WILLIAM PIERCE: Interestingly enough too, I might mention, I spent a year working for the National Taxpayers Union. They have always had a long tradition against, you know, government spending. They were a balanced budget group. So I think their motivation is more simply the fact that we're spending money on the campaign itself. And again, I would argue strongly that the responsible thing to do here is the education of seniors. We owe it to them to tell them what these benefits are and try to get 'em to call the 1-800 number.
BOB GARFIELD: Before I leap to take your remarks at face value, [LAUGHTER] I'm going to just mention something that raised my eyebrows--
WILLIAM PIERCE: Sure.
BOB GARFIELD: -- and that is that the ad campaign is being managed, the media buy, by an outfit called National Media.
WILLIAM PIERCE: Mm-hm.
BOB GARFIELD:This is a political advertising firm which, coincidentally enough, has among its clients President Bush's re-election campaign.
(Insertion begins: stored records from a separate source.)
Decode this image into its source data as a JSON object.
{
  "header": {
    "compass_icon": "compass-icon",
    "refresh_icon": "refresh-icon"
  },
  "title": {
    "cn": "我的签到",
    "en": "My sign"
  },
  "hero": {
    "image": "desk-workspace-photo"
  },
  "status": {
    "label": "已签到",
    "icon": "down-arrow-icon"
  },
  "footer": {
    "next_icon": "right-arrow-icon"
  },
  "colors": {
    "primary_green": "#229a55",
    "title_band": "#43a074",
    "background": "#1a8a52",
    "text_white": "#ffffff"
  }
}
Shouldn't I be concerned about that?
WILLIAM PIERCE: No. National Media has been doing the ad buy, and that's all they literally do is buy the media time. When a firm like National Media buys lots of media for lots of clients, therefore they get good discounts. So we're getting a good bang for our buck for the American taxpayer. They've been doing this campaign for three years. No one has said a word for the last two years about National Media's role. Interestingly enough, also, I might point out Ketcham Communications is the firm which is managing the entire account for us. One of their senior vice presidents, a guy named Chuck Dolan, is on Senator Kerry's Finance Committee. We haven't heard anybody complaining about that. So, again, this is just cynical politics. I think when people see this ad, they'll see this is as a simple, straightforward, tradition cookie-cutter ad that you can see out there.
BOB GARFIELD: All right, Bill. Thanks very much.
WILLIAM PIERCE: Thank you, Bob. It was a pleasure.
BOB GARFIELD:William Pierce is deputy assistant secretary for public affairs at the U.S. Department of Health and Human Services. He spoke to us from Washington.
BROOKE GLADSTONE: Coming up, the criminal element in cyberspace, and why the early coverage of the president's budget didn't add up.
BOB GARFIELD: This is On the Media, from NPR.